My parents, Lorna and Ernie (Ernest) Gross, were born in Canada. My father was born in Toronto on June 23, 1920, and my mother was born in North Battleford, Saskatchewan on May 23, 1927. Both of her parents were born in Winnipeg, Manitoba. Growing up, my two younger sisters, Barbara Rother and Dona Grosser, and I, knew all our grandparents, great aunts and uncles, aunts and uncles, two generations of cousins, and two great grandmothers. We had no idea how lucky we were!
My parents met on a blind date but only got involved romantically several years later, after a chance encounter at a bus stop. I was born eleven and half months after they married, and my two sisters followed. One of my first memories is sitting in my parent’s bedroom window, at 17 Warwick Avenue, and watching Beth Tzedec Synagogue being built – I was in the first nursery school class! Our summers were spent at Balfour Beach where all 65 cottages were owned by Jewish families. All the kids went to Camp Katonim. At both the cottage, and at home, 3 generations of family celebrated elaborate Shabbat dinners together, and all the Jewish holidays. Yiddish was rarely spoken, and only when no one wanted the “kinder” to understand the conversation.
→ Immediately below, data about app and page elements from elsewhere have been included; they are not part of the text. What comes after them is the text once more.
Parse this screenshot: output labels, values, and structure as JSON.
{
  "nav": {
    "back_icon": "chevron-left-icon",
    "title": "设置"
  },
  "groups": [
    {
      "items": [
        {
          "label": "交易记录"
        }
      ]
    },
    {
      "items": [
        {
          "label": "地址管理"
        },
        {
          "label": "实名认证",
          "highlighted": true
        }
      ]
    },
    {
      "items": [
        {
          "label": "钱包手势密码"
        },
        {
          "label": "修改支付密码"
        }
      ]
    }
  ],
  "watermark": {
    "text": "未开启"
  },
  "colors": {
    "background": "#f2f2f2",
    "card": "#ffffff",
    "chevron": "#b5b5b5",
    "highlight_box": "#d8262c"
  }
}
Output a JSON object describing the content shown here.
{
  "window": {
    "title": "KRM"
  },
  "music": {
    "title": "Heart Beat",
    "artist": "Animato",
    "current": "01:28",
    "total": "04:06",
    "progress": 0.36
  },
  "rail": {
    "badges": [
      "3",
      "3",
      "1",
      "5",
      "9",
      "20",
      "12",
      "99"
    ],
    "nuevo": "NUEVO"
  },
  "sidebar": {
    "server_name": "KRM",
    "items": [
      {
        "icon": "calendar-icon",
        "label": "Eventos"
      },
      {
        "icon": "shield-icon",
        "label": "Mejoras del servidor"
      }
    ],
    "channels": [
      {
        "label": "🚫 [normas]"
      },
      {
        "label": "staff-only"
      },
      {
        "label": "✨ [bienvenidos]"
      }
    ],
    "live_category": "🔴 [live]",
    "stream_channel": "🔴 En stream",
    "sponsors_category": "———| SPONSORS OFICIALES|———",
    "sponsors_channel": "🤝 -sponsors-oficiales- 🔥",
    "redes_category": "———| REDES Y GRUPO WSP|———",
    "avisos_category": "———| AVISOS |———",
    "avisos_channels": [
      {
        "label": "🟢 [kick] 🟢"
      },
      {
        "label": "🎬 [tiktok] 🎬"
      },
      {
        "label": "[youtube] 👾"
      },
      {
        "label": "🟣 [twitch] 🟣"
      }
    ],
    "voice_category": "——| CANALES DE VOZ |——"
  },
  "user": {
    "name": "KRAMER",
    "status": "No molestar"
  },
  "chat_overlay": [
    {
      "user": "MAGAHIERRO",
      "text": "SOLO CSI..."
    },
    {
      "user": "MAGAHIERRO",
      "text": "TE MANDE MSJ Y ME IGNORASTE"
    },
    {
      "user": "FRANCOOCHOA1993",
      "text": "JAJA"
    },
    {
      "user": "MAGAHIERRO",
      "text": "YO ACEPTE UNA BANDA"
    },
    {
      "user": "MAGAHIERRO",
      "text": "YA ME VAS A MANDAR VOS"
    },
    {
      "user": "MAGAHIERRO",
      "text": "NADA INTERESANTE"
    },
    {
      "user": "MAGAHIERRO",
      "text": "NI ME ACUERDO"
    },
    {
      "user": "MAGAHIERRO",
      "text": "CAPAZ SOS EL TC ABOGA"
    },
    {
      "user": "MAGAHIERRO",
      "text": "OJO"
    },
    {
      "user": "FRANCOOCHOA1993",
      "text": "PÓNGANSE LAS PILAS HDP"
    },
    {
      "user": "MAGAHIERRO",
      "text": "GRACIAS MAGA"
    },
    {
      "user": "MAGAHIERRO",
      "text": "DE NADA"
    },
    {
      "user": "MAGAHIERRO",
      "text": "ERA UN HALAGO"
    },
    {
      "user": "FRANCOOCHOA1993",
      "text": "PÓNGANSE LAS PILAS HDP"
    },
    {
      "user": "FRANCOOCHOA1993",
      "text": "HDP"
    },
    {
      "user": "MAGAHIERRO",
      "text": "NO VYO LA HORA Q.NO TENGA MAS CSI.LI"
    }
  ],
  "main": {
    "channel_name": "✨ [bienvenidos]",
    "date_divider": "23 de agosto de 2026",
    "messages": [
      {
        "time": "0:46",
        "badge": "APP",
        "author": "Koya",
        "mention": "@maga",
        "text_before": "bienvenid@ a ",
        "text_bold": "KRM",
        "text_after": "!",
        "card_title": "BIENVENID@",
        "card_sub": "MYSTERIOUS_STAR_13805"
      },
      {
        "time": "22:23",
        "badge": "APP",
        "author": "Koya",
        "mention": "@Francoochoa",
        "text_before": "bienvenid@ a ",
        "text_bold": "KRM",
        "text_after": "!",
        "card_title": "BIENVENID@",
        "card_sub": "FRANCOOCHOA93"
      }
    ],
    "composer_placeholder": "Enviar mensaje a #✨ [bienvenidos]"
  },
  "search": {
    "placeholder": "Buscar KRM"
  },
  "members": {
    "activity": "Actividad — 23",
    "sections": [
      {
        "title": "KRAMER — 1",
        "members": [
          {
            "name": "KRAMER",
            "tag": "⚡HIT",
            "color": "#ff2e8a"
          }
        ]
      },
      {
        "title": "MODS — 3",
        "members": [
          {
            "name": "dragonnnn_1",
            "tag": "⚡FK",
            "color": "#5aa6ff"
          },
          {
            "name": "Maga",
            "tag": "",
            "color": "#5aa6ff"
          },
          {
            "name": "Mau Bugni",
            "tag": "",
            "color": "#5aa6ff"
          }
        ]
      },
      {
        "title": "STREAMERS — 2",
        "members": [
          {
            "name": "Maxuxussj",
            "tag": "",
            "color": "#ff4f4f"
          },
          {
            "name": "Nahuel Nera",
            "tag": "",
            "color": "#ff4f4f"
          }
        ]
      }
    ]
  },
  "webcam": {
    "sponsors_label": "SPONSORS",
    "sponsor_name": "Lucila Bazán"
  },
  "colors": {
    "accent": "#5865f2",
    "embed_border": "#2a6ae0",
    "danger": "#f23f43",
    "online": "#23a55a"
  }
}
My father went to cheder and Jewish summer camps. As my mother did not have a formal Jewish education, she made sure her three daughters went to Hebrew school, and one sister and myself had Bat Mitzvahs. In her sixties, my mother received the Jewish education that was so important to her, and at 65 she had a Bat Mitzvah!
My paternal grandfather and grandmother were philanthropic and supported Jewish causes. My grandmother was also active in Hadassah. There is a treasured photograph of my grandparents in Israel with Ben Gurion; just the three of them. My father and mother were charitable as well, and taught us the importance of Tzedakah. Whenever my dad was looking for a new employee, he turned to Jewish
Vocational Services (JVS) first. And for her whole married life, my mom was an active member and a past president of the Israeli Chapter of Hadassah.
My childhood was different from most of my friends. We did not belong to tennis or golf clubs. My father was one of three Jewish Mounties during the war. He was an avid outdoorsman, and president of The Revolver Club. I grew up knowing how to bait hooks, clean fish, and shoot, while my mother took me to ballet, piano, elocution lessons, and modelling school for poise.
My parents and grandparents felt deeply connected to both Jewish and Canadian identities. Establishing a fund in my parents’ names contributes to the evolving fabric of our vibrant community that they helped build.
As told by their daughter Lesley Binstock Offman.